◆ Work to complete ◆
Read through the material below and find each line that has the word "taskbar"; copy it.
------------------------------------------------------------------------
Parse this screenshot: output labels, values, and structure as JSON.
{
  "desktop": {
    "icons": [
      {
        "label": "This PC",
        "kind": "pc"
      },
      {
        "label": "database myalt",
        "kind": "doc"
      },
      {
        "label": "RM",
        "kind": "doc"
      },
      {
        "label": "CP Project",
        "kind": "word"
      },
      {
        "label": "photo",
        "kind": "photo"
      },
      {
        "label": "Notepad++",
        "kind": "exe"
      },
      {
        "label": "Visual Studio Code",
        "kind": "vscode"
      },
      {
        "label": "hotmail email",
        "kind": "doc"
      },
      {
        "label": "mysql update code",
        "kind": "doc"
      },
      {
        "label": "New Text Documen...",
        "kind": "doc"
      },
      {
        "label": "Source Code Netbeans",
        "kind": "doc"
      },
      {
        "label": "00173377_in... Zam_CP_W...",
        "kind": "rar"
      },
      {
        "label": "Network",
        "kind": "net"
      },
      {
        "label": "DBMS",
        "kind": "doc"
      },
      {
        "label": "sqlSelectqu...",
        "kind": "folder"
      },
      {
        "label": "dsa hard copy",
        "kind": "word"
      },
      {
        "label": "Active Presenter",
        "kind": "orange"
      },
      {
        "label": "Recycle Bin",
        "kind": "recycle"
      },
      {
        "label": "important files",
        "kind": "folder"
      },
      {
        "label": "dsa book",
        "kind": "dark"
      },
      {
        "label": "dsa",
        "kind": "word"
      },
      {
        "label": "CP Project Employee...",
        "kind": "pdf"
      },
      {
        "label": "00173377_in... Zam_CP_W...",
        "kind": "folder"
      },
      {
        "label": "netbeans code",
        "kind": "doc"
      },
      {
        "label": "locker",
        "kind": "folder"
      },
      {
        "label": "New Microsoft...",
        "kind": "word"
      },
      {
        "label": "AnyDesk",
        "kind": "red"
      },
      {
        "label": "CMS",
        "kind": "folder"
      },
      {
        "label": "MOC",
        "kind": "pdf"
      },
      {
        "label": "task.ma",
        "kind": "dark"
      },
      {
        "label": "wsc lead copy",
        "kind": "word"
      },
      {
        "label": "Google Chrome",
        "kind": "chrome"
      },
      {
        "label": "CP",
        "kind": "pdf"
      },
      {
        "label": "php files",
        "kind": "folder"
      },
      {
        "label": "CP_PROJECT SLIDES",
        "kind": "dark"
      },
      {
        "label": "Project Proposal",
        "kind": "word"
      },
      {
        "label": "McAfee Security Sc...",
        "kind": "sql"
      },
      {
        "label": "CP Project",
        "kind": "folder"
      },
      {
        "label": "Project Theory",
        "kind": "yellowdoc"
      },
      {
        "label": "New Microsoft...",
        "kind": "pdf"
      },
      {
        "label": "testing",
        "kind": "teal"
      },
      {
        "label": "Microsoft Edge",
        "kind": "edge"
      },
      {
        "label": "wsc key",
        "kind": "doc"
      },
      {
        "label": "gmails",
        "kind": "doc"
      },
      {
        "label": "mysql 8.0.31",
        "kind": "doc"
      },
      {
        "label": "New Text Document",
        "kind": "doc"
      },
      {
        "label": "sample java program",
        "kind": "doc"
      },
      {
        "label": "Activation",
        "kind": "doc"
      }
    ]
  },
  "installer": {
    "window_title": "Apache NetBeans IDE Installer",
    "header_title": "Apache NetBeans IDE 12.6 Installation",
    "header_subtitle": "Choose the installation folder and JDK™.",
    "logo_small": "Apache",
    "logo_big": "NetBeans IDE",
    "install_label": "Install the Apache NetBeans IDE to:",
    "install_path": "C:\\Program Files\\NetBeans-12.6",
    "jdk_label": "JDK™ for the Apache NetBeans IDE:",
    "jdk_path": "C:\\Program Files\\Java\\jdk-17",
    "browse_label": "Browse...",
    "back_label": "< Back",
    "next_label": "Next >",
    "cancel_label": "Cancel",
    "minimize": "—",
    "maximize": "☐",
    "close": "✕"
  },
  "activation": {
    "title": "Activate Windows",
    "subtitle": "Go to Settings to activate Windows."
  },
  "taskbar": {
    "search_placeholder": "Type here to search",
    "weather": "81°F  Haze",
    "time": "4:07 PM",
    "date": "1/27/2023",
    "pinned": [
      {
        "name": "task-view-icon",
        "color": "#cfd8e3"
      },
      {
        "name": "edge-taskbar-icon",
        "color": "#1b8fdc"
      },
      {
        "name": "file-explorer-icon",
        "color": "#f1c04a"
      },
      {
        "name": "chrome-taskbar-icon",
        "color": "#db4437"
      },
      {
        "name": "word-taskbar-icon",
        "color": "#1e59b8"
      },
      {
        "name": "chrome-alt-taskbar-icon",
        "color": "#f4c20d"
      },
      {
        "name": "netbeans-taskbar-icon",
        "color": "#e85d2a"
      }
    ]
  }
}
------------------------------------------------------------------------
◆ Task output ◆
  "taskbar": {
        "name": "edge-taskbar-icon",
        "name": "chrome-taskbar-icon",
        "name": "word-taskbar-icon",
        "name": "chrome-alt-taskbar-icon",
        "name": "netbeans-taskbar-icon",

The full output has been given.